* **Task to complete**:
Nothing but the lines from the one containing "Parse this screenshot: output" through the end of the data below may appear in the response, each one exact.

Records contained in a dataset:
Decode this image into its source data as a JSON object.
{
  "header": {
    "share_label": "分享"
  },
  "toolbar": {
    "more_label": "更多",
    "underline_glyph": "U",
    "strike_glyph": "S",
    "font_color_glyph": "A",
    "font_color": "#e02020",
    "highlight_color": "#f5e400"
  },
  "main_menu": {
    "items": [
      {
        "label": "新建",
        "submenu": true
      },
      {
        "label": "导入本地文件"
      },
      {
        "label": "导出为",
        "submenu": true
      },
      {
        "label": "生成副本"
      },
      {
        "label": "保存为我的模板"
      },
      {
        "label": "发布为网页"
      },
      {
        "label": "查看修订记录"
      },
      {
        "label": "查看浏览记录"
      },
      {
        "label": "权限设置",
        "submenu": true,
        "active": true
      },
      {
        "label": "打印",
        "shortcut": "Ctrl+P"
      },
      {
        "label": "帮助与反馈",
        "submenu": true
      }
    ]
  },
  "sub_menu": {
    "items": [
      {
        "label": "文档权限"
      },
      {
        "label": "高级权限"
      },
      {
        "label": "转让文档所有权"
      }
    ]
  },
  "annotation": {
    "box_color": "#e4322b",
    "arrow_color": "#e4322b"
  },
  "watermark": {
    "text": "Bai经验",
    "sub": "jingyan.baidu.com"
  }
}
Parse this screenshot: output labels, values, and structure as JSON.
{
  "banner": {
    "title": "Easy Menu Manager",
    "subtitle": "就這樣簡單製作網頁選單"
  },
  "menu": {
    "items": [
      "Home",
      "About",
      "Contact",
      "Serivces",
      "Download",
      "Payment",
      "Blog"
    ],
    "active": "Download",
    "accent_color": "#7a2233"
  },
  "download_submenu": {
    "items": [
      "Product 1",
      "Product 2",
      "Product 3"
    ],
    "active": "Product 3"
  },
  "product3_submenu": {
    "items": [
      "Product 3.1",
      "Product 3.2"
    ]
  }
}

* **Solution to this exercise**:
Parse this screenshot: output labels, values, and structure as JSON.
{
  "banner": {
    "title": "Easy Menu Manager",
    "subtitle": "就這樣簡單製作網頁選單"
  },
  "menu": {
    "items": [
      "Home",
      "About",
      "Contact",
      "Serivces",
      "Download",
      "Payment",
      "Blog"
    ],
    "active": "Download",
    "accent_color": "#7a2233"
  },
  "download_submenu": {
    "items": [
      "Product 1",
      "Product 2",
      "Product 3"
    ],
    "active": "Product 3"
  },
  "product3_submenu": {
    "items": [
      "Product 3.1",
      "Product 3.2"
    ]
  }
}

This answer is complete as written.